1. In a process for preparing polyester resin having an. intrinsic viscosity of at least 1.0 by solid state polymerization of melt polymerized polyester resin prepared by esterification or transesterification of a dicarboxylic acid or C to C alkyl ester thereof with a glycol of the series HO(CH ),.OH where n is an integer ranging from 2 to and polymerization of the esterification or transesterification product, the improvement which comprises adding to said melt polymerized polyester resin prior to carrying out the solid state polymerization thereof from 0.1 to 2.0 percent by weight of an organic aromatic diisocyanate corresponding to the formula O=C=NRN=C=O where R is a divalent aromatic radical selected from the group consisting of radicals of the formulae r AA tow- 5; 3

where R, is selected from the group consisting of hydrogen atom and alkyl radicals containing from 1 to 10 carbon atoms, R is selected from the group consisting of hydrogen atom, alkyl radicals containing from 1 to 10 carbon atoms and alkoxy radicals containing from l to 10 carbon atoms and Y is selected from the group consisting of a direct bond and methylene radical, said percent by weight of the organic aromatic diisocyanate being based on the weight of the melt polymerized polyester resin.

2. The improvement of claim 1 wherein the melt polymerized polyester resin is poly(ethylene terephthalate).

3. The improvement of claim 1 wherein R of the organic aromatic diisocyanate is a radical of the formula cess for preparing said melt polymerized polyester.
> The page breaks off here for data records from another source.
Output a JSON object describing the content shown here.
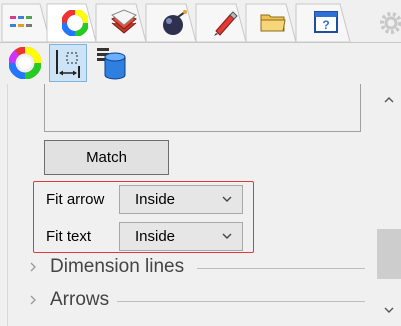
{
  "tabs": [
    {
      "icon": "object-properties-icon"
    },
    {
      "icon": "color-wheel-icon"
    },
    {
      "icon": "layer-icon"
    },
    {
      "icon": "render-icon"
    },
    {
      "icon": "material-edit-icon"
    },
    {
      "icon": "folder-icon"
    },
    {
      "icon": "window-icon"
    },
    {
      "icon": "settings-icon"
    }
  ],
  "subtoolbar": [
    {
      "icon": "color-wheel-icon",
      "active": false
    },
    {
      "icon": "dimension-style-icon",
      "active": true
    },
    {
      "icon": "database-icon",
      "active": false
    }
  ],
  "match_button": {
    "label": "Match"
  },
  "fit_arrow": {
    "label": "Fit arrow",
    "value": "Inside"
  },
  "fit_text": {
    "label": "Fit text",
    "value": "Inside"
  },
  "sections": [
    {
      "label": "Dimension lines",
      "collapsed": true
    },
    {
      "label": "Arrows",
      "collapsed": true
    }
  ],
  "colors": {
    "highlight": "#e0393e",
    "active_tab_bg": "#cde4f7"
  }
}
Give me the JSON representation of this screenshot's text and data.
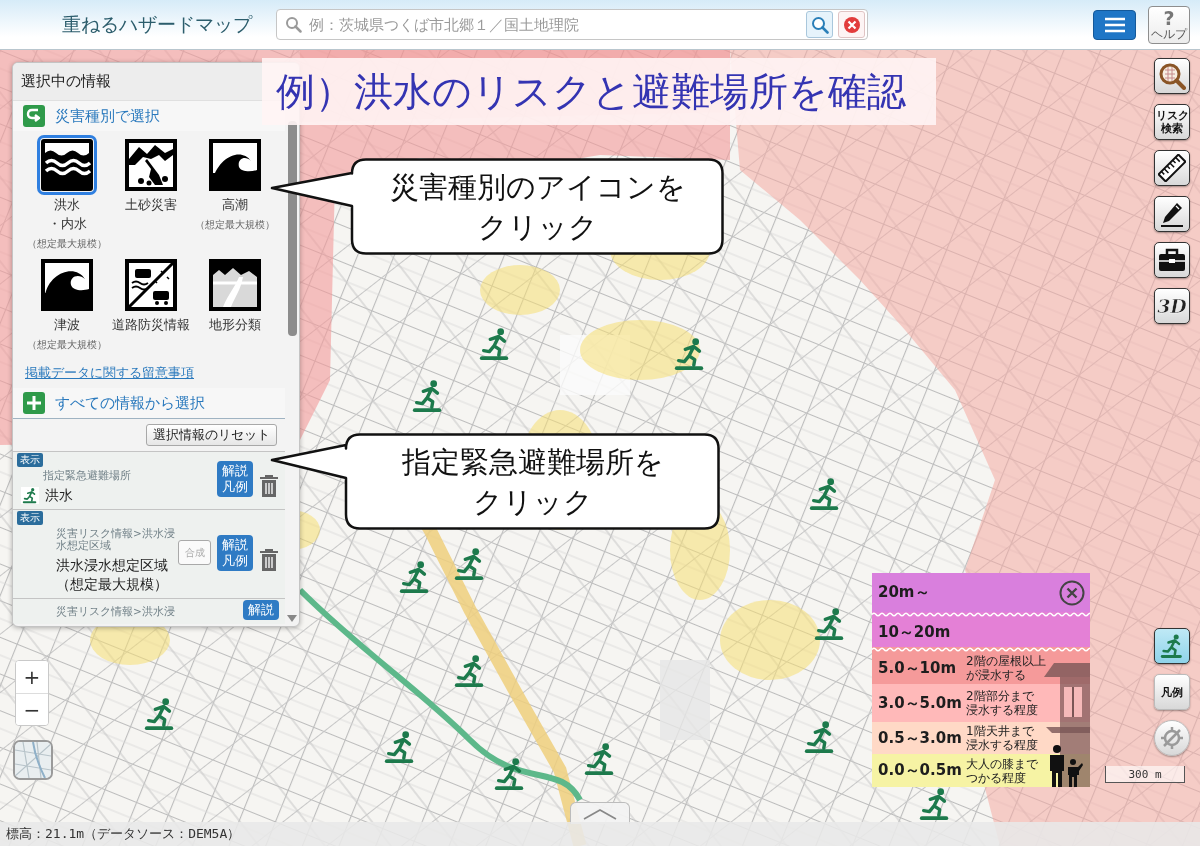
{
  "header": {
    "title": "重ねるハザードマップ",
    "search": {
      "placeholder": "例：茨城県つくば市北郷１／国土地理院"
    },
    "help": {
      "symbol": "?",
      "label": "ヘルプ"
    }
  },
  "annotation": {
    "title": "例）洪水のリスクと避難場所を確認",
    "callouts": [
      {
        "text": "災害種別のアイコンをクリック"
      },
      {
        "text": "指定緊急避難場所をクリック"
      }
    ]
  },
  "panel": {
    "title": "選択中の情報",
    "hazard_section": "災害種別で選択",
    "hazard_types": [
      {
        "kind": "flood",
        "label": "洪水",
        "label_2": "・内水",
        "note": "（想定最大規模）",
        "selected": true
      },
      {
        "kind": "landslide",
        "label": "土砂災害",
        "selected": false
      },
      {
        "kind": "storm_surge",
        "label": "高潮",
        "note": "（想定最大規模）",
        "selected": false
      },
      {
        "kind": "tsunami",
        "label": "津波",
        "note": "（想定最大規模）",
        "selected": false
      },
      {
        "kind": "road",
        "label": "道路防災情報",
        "selected": false
      },
      {
        "kind": "landform",
        "label": "地形分類",
        "selected": false
      }
    ],
    "notice_link": "掲載データに関する留意事項",
    "all_section": "すべての情報から選択",
    "reset_button": "選択情報のリセット",
    "layers": [
      {
        "kind": "point",
        "badge": "表示",
        "category": "指定緊急避難場所",
        "name": "洪水",
        "info_button": "解説凡例",
        "deletable": true
      },
      {
        "kind": "area",
        "badge": "表示",
        "category": "災害リスク情報>洪水浸水想定区域",
        "merge": {
          "label": "合成",
          "disabled": true
        },
        "name": "洪水浸水想定区域（想定最大規模）",
        "info_button": "解説凡例",
        "deletable": true
      },
      {
        "kind": "area",
        "category": "災害リスク情報>洪水浸",
        "info_button": "解説"
      }
    ]
  },
  "legend": {
    "rows": [
      {
        "depth": "20m～",
        "color": "#d97fdd"
      },
      {
        "depth": "10～20m",
        "color": "#e480d6"
      },
      {
        "depth": "5.0～10m",
        "note": [
          "2階の屋根以上",
          "が浸水する"
        ],
        "color": "#f59a9a"
      },
      {
        "depth": "3.0～5.0m",
        "note": [
          "2階部分まで",
          "浸水する程度"
        ],
        "color": "#ffb9b9"
      },
      {
        "depth": "0.5～3.0m",
        "note": [
          "1階天井まで",
          "浸水する程度"
        ],
        "color": "#ffd9c6"
      },
      {
        "depth": "0.0～0.5m",
        "note": [
          "大人の膝まで",
          "つかる程度"
        ],
        "color": "#f6f3a4"
      }
    ]
  },
  "tools": [
    {
      "kind": "zoom_search"
    },
    {
      "kind": "risk_search",
      "label": "リスク検索"
    },
    {
      "kind": "ruler"
    },
    {
      "kind": "pencil"
    },
    {
      "kind": "toolbox"
    },
    {
      "kind": "perspective",
      "label": "3D"
    }
  ],
  "map_controls": [
    {
      "kind": "evacuation",
      "on": true
    },
    {
      "kind": "legend",
      "label": "凡例"
    },
    {
      "kind": "locate"
    }
  ],
  "zoom": {
    "in": "+",
    "out": "−"
  },
  "scale": "300 m",
  "status_bar": "標高：21.1m（データソース：DEM5A）"
}
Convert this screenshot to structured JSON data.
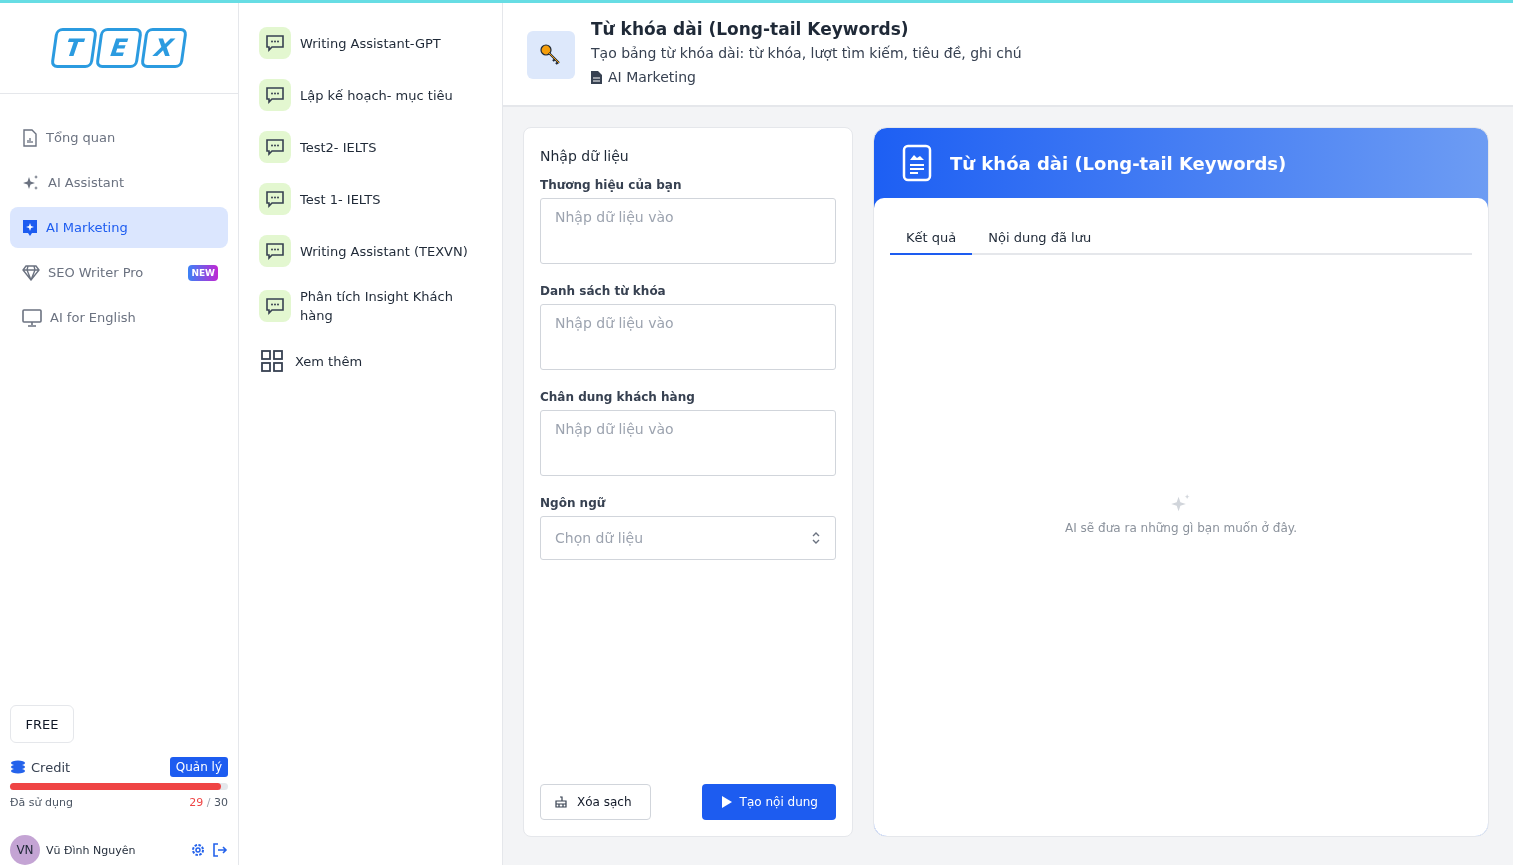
{
  "logo": {
    "letters": [
      "T",
      "E",
      "X"
    ]
  },
  "nav": [
    {
      "label": "Tổng quan",
      "kind": "overview",
      "selected": false
    },
    {
      "label": "AI Assistant",
      "kind": "assistant",
      "selected": false
    },
    {
      "label": "AI Marketing",
      "kind": "marketing",
      "selected": true
    },
    {
      "label": "SEO Writer Pro",
      "kind": "seo",
      "selected": false,
      "badge": "NEW"
    },
    {
      "label": "AI for English",
      "kind": "english",
      "selected": false
    }
  ],
  "plan": "FREE",
  "credit": {
    "label": "Credit",
    "manage": "Quản lý",
    "level": 0.97,
    "used_label": "Đã sử dụng",
    "used": "29",
    "separator": "/",
    "total": "30"
  },
  "user": {
    "initials": "VN",
    "name": "Vũ Đình Nguyên"
  },
  "assistants": [
    {
      "label": "Writing Assistant-GPT"
    },
    {
      "label": "Lập kế hoạch- mục tiêu"
    },
    {
      "label": "Test2- IELTS"
    },
    {
      "label": "Test 1- IELTS"
    },
    {
      "label": "Writing Assistant (TEXVN)"
    },
    {
      "label": "Phân tích Insight Khách hàng"
    }
  ],
  "more": "Xem thêm",
  "tool": {
    "title": "Từ khóa dài (Long-tail Keywords)",
    "description": "Tạo bảng từ khóa dài: từ khóa, lượt tìm kiếm, tiêu đề, ghi chú",
    "category": "AI Marketing"
  },
  "form": {
    "title": "Nhập dữ liệu",
    "fields": [
      {
        "kind": "textarea",
        "label": "Thương hiệu của bạn",
        "placeholder": "Nhập dữ liệu vào"
      },
      {
        "kind": "textarea",
        "label": "Danh sách từ khóa",
        "placeholder": "Nhập dữ liệu vào"
      },
      {
        "kind": "textarea",
        "label": "Chân dung khách hàng",
        "placeholder": "Nhập dữ liệu vào"
      },
      {
        "kind": "select",
        "label": "Ngôn ngữ",
        "placeholder": "Chọn dữ liệu"
      }
    ],
    "clear": "Xóa sạch",
    "generate": "Tạo nội dung"
  },
  "result": {
    "title": "Từ khóa dài (Long-tail Keywords)",
    "tabs": [
      {
        "label": "Kết quả",
        "selected": true
      },
      {
        "label": "Nội dung đã lưu",
        "selected": false
      }
    ],
    "empty": "AI sẽ đưa ra những gì bạn muốn ở đây."
  }
}
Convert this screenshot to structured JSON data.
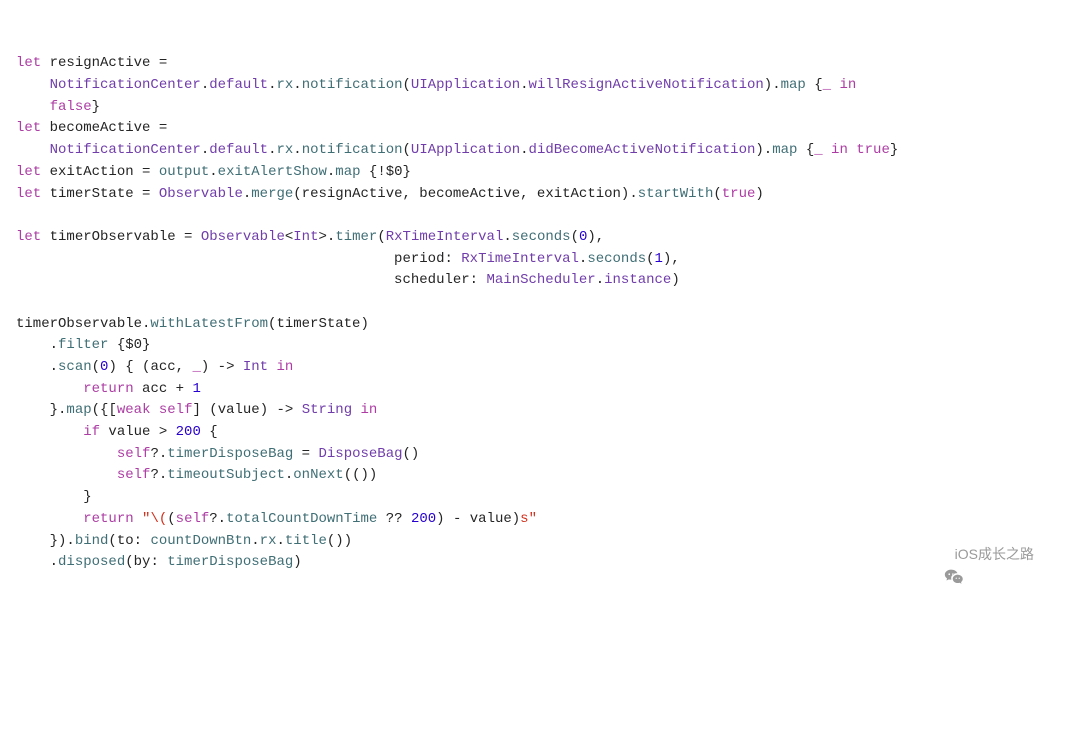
{
  "watermark": {
    "text": "iOS成长之路"
  },
  "code": {
    "l1": {
      "t0": "let",
      "t1": " resignActive ="
    },
    "l2": {
      "t0": "    ",
      "t1": "NotificationCenter",
      "t2": ".",
      "t3": "default",
      "t4": ".",
      "t5": "rx",
      "t6": ".",
      "t7": "notification",
      "t8": "(",
      "t9": "UIApplication",
      "t10": ".",
      "t11": "willResignActiveNotification",
      "t12": ").",
      "t13": "map",
      "t14": " {",
      "t15": "_ in"
    },
    "l3": {
      "t0": "    ",
      "t1": "false",
      "t2": "}"
    },
    "l4": {
      "t0": "let",
      "t1": " becomeActive ="
    },
    "l5": {
      "t0": "    ",
      "t1": "NotificationCenter",
      "t2": ".",
      "t3": "default",
      "t4": ".",
      "t5": "rx",
      "t6": ".",
      "t7": "notification",
      "t8": "(",
      "t9": "UIApplication",
      "t10": ".",
      "t11": "didBecomeActiveNotification",
      "t12": ").",
      "t13": "map",
      "t14": " {",
      "t15": "_ in",
      "t16": " ",
      "t17": "true",
      "t18": "}"
    },
    "l6": {
      "t0": "let",
      "t1": " exitAction = ",
      "t2": "output",
      "t3": ".",
      "t4": "exitAlertShow",
      "t5": ".",
      "t6": "map",
      "t7": " {!$0}"
    },
    "l7": {
      "t0": "let",
      "t1": " timerState = ",
      "t2": "Observable",
      "t3": ".",
      "t4": "merge",
      "t5": "(resignActive, becomeActive, exitAction).",
      "t6": "startWith",
      "t7": "(",
      "t8": "true",
      "t9": ")"
    },
    "l8": {
      "t0": ""
    },
    "l9": {
      "t0": "let",
      "t1": " timerObservable = ",
      "t2": "Observable",
      "t3": "<",
      "t4": "Int",
      "t5": ">.",
      "t6": "timer",
      "t7": "(",
      "t8": "RxTimeInterval",
      "t9": ".",
      "t10": "seconds",
      "t11": "(",
      "t12": "0",
      "t13": "),"
    },
    "l10": {
      "t0": "                                             period: ",
      "t1": "RxTimeInterval",
      "t2": ".",
      "t3": "seconds",
      "t4": "(",
      "t5": "1",
      "t6": "),"
    },
    "l11": {
      "t0": "                                             scheduler: ",
      "t1": "MainScheduler",
      "t2": ".",
      "t3": "instance",
      "t4": ")"
    },
    "l12": {
      "t0": ""
    },
    "l13": {
      "t0": "timerObservable.",
      "t1": "withLatestFrom",
      "t2": "(timerState)"
    },
    "l14": {
      "t0": "    .",
      "t1": "filter",
      "t2": " {$0}"
    },
    "l15": {
      "t0": "    .",
      "t1": "scan",
      "t2": "(",
      "t3": "0",
      "t4": ") { (acc, ",
      "t5": "_",
      "t6": ") -> ",
      "t7": "Int",
      "t8": " ",
      "t9": "in"
    },
    "l16": {
      "t0": "        ",
      "t1": "return",
      "t2": " acc + ",
      "t3": "1"
    },
    "l17": {
      "t0": "    }.",
      "t1": "map",
      "t2": "({[",
      "t3": "weak",
      "t4": " ",
      "t5": "self",
      "t6": "] (value) -> ",
      "t7": "String",
      "t8": " ",
      "t9": "in"
    },
    "l18": {
      "t0": "        ",
      "t1": "if",
      "t2": " value > ",
      "t3": "200",
      "t4": " {"
    },
    "l19": {
      "t0": "            ",
      "t1": "self",
      "t2": "?.",
      "t3": "timerDisposeBag",
      "t4": " = ",
      "t5": "DisposeBag",
      "t6": "()"
    },
    "l20": {
      "t0": "            ",
      "t1": "self",
      "t2": "?.",
      "t3": "timeoutSubject",
      "t4": ".",
      "t5": "onNext",
      "t6": "(())"
    },
    "l21": {
      "t0": "        }"
    },
    "l22": {
      "t0": "        ",
      "t1": "return",
      "t2": " ",
      "t3": "\"\\(",
      "t4": "(",
      "t5": "self",
      "t6": "?.",
      "t7": "totalCountDownTime",
      "t8": " ?? ",
      "t9": "200",
      "t10": ") - value)",
      "t11": "s\""
    },
    "l23": {
      "t0": "    }).",
      "t1": "bind",
      "t2": "(to: ",
      "t3": "countDownBtn",
      "t4": ".",
      "t5": "rx",
      "t6": ".",
      "t7": "title",
      "t8": "())"
    },
    "l24": {
      "t0": "    .",
      "t1": "disposed",
      "t2": "(by: ",
      "t3": "timerDisposeBag",
      "t4": ")"
    }
  }
}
Patent Citations
Cited PatentFiling datePublication dateApplicantTitle
US3563849 *Jun 14, 1968Feb 16, 1971Goodyear Tire & RubberIsocyanate modified polyester reinforcing elements and rubber structures made therefrom
US3580886 *Jun 5, 1968May 25, 1971Fmc CorpPolyesters stabilized with aromatic isocyanates
US3645933 *Nov 12, 1969Feb 29, 1972Sherwin Williams CoCoating composition including isocyanate-modified polyester and chlorinated rubber
Referenced by
Citing PatentFiling datePublication dateApplicantTitle
US4639471 *Feb 6, 1986Jan 27, 1987Kuraray Co., Ltd.Process for producing polyester polyurethane
US6043313 *Aug 26, 1998Mar 28, 2000Eastman Chemical CompanyThermal and hydrolytic stability
US6388025Nov 27, 1998May 14, 2002Ministero Dell'universita' E Della Ricerca Scientifica E TecnologicaContacting in solid phase with diisocyanate
US6395823Jan 31, 2000May 28, 2002Eastman Chemical CompanyMelt mixing with polyester comprising isocyanate reactive group and reinforcing fiber; heat resistance, ductility, nonhydrolyzing
WO1999028367A1 *Nov 27, 1998Jun 10, 1999Bastioli CatiaA method for increasing the molecular weight of polyester resins
Classifications
U.S. Classification528/83, 528/44
International ClassificationC08G63/00, C08G63/80
Cooperative ClassificationC08G63/80
European ClassificationC08G63/80